%%

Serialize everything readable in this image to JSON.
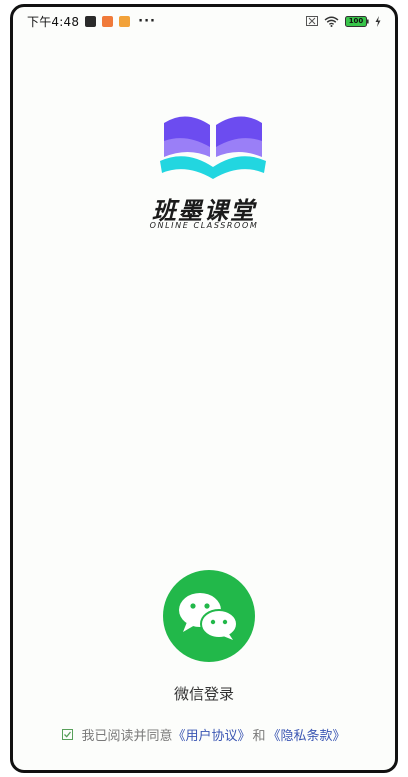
{
  "status_bar": {
    "time": "下午4:48",
    "more": "···",
    "battery": "100",
    "icons": [
      "notification-app-icon",
      "notification-app-icon-2",
      "notification-app-icon-3",
      "sim-off-icon",
      "wifi-icon",
      "battery-icon",
      "charging-icon"
    ]
  },
  "brand": {
    "name": "班墨课堂",
    "subtitle": "ONLINE CLASSROOM",
    "colors": {
      "book_purple": "#6c4cf0",
      "book_light": "#9a7ff7",
      "book_cyan": "#22d6e0"
    }
  },
  "login": {
    "wechat_label": "微信登录",
    "wechat_color": "#22b84a"
  },
  "agreement": {
    "prefix": "我已阅读并同意",
    "user_agreement": "《用户协议》",
    "and": "和",
    "privacy_policy": "《隐私条款》",
    "checked": true
  }
}
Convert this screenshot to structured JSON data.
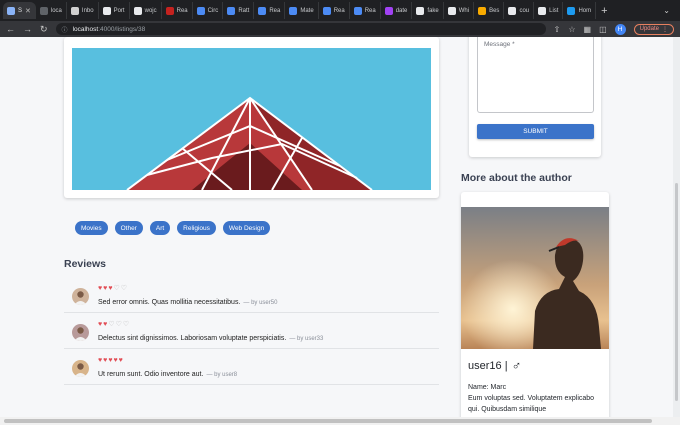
{
  "browser": {
    "tabs": [
      {
        "label": "S",
        "color": "#8ab4f8",
        "active": true
      },
      {
        "label": "loca",
        "color": "#5f6368"
      },
      {
        "label": "Inbo",
        "color": "#d0d0d0"
      },
      {
        "label": "Port",
        "color": "#e8eaed"
      },
      {
        "label": "wojc",
        "color": "#e8eaed"
      },
      {
        "label": "Rea",
        "color": "#c5221f"
      },
      {
        "label": "Circ",
        "color": "#4c8bf5"
      },
      {
        "label": "Ratt",
        "color": "#4c8bf5"
      },
      {
        "label": "Rea",
        "color": "#4c8bf5"
      },
      {
        "label": "Mate",
        "color": "#4c8bf5"
      },
      {
        "label": "Rea",
        "color": "#4c8bf5"
      },
      {
        "label": "Rea",
        "color": "#4c8bf5"
      },
      {
        "label": "date",
        "color": "#a142f4"
      },
      {
        "label": "fake",
        "color": "#e8eaed"
      },
      {
        "label": "Whi",
        "color": "#e8eaed"
      },
      {
        "label": "Bes",
        "color": "#f9ab00"
      },
      {
        "label": "cou",
        "color": "#e8eaed"
      },
      {
        "label": "List",
        "color": "#e8eaed"
      },
      {
        "label": "Hom",
        "color": "#1d9bf0"
      }
    ],
    "url_host": "localhost",
    "url_path": ":4000/listings/38",
    "profile_initial": "H",
    "update_label": "Update"
  },
  "tags": [
    "Movies",
    "Other",
    "Art",
    "Religious",
    "Web Design"
  ],
  "reviews_title": "Reviews",
  "reviews": [
    {
      "rating": 3,
      "text": "Sed error omnis. Quas mollitia necessitatibus.",
      "by": "— by user50"
    },
    {
      "rating": 2,
      "text": "Delectus sint dignissimos. Laboriosam voluptate perspiciatis.",
      "by": "— by user33"
    },
    {
      "rating": 5,
      "text": "Ut rerum sunt. Odio inventore aut.",
      "by": "— by user8"
    }
  ],
  "contact": {
    "message_label": "Message *",
    "submit_label": "SUBMIT"
  },
  "author": {
    "section_title": "More about the author",
    "name": "user16 |",
    "gender_icon": "male-icon",
    "real_name": "Name: Marc",
    "bio": "Eum voluptas sed. Voluptatem explicabo qui. Quibusdam similique"
  },
  "colors": {
    "primary": "#3b73c9",
    "heart": "#e24d55",
    "hero_sky": "#58bfdf",
    "hero_building": "#b8383a"
  }
}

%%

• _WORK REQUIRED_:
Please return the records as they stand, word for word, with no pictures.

• _SOLUTION_:
Serialize everything readable in this image to JSON.
{
  "status_bar": {
    "time": "下午4:48",
    "more": "···",
    "battery": "100",
    "icons": [
      "notification-app-icon",
      "notification-app-icon-2",
      "notification-app-icon-3",
      "sim-off-icon",
      "wifi-icon",
      "battery-icon",
      "charging-icon"
    ]
  },
  "brand": {
    "name": "班墨课堂",
    "subtitle": "ONLINE CLASSROOM",
    "colors": {
      "book_purple": "#6c4cf0",
      "book_light": "#9a7ff7",
      "book_cyan": "#22d6e0"
    }
  },
  "login": {
    "wechat_label": "微信登录",
    "wechat_color": "#22b84a"
  },
  "agreement": {
    "prefix": "我已阅读并同意",
    "user_agreement": "《用户协议》",
    "and": "和",
    "privacy_policy": "《隐私条款》",
    "checked": true
  }
}
Convert this screenshot to structured JSON data.
{
  "browser": {
    "tabs": [
      {
        "label": "S",
        "color": "#8ab4f8",
        "active": true
      },
      {
        "label": "loca",
        "color": "#5f6368"
      },
      {
        "label": "Inbo",
        "color": "#d0d0d0"
      },
      {
        "label": "Port",
        "color": "#e8eaed"
      },
      {
        "label": "wojc",
        "color": "#e8eaed"
      },
      {
        "label": "Rea",
        "color": "#c5221f"
      },
      {
        "label": "Circ",
        "color": "#4c8bf5"
      },
      {
        "label": "Ratt",
        "color": "#4c8bf5"
      },
      {
        "label": "Rea",
        "color": "#4c8bf5"
      },
      {
        "label": "Mate",
        "color": "#4c8bf5"
      },
      {
        "label": "Rea",
        "color": "#4c8bf5"
      },
      {
        "label": "Rea",
        "color": "#4c8bf5"
      },
      {
        "label": "date",
        "color": "#a142f4"
      },
      {
        "label": "fake",
        "color": "#e8eaed"
      },
      {
        "label": "Whi",
        "color": "#e8eaed"
      },
      {
        "label": "Bes",
        "color": "#f9ab00"
      },
      {
        "label": "cou",
        "color": "#e8eaed"
      },
      {
        "label": "List",
        "color": "#e8eaed"
      },
      {
        "label": "Hom",
        "color": "#1d9bf0"
      }
    ],
    "url_host": "localhost",
    "url_path": ":4000/listings/38",
    "profile_initial": "H",
    "update_label": "Update"
  },
  "tags": [
    "Movies",
    "Other",
    "Art",
    "Religious",
    "Web Design"
  ],
  "reviews_title": "Reviews",
  "reviews": [
    {
      "rating": 3,
      "text": "Sed error omnis. Quas mollitia necessitatibus.",
      "by": "— by user50"
    },
    {
      "rating": 2,
      "text": "Delectus sint dignissimos. Laboriosam voluptate perspiciatis.",
      "by": "— by user33"
    },
    {
      "rating": 5,
      "text": "Ut rerum sunt. Odio inventore aut.",
      "by": "— by user8"
    }
  ],
  "contact": {
    "message_label": "Message *",
    "submit_label": "SUBMIT"
  },
  "author": {
    "section_title": "More about the author",
    "name": "user16 |",
    "gender_icon": "male-icon",
    "real_name": "Name: Marc",
    "bio": "Eum voluptas sed. Voluptatem explicabo qui. Quibusdam similique"
  },
  "colors": {
    "primary": "#3b73c9",
    "heart": "#e24d55",
    "hero_sky": "#58bfdf",
    "hero_building": "#b8383a"
  }
}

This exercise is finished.